# Exercise aim:
In the records that follow, find each line containing "this" and copy it.

Start of Data excerpts

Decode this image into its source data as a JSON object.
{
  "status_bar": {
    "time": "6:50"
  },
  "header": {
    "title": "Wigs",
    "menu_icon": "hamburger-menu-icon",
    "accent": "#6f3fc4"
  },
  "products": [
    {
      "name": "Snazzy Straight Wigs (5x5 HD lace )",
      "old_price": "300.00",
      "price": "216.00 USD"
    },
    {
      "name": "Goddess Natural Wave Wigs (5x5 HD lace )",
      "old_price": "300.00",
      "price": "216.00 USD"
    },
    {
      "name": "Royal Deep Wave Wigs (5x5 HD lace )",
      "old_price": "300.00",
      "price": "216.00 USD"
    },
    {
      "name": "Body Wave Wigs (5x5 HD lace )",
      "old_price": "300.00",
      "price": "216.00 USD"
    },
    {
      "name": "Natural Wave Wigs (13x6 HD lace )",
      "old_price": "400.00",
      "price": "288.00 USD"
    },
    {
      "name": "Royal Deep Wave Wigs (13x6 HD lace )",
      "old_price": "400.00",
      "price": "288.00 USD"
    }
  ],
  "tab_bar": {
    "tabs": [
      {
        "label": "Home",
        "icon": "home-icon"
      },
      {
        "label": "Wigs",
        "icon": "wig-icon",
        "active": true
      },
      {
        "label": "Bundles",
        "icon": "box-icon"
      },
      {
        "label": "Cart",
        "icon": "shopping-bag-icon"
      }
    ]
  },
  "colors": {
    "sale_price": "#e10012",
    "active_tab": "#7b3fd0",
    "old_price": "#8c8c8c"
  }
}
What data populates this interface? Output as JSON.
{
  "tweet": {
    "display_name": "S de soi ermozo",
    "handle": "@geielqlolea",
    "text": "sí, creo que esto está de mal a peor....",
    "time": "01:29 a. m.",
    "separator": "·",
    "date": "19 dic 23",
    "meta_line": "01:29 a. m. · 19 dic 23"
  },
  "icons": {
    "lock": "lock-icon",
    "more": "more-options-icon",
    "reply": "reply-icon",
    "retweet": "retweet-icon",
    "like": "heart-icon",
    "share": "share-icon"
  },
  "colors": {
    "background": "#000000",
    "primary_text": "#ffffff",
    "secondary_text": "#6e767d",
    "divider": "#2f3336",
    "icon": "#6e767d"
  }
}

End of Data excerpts

# Answer box:
Decode this image into its source data as a JSON object.
What data populates this interface? Output as JSON.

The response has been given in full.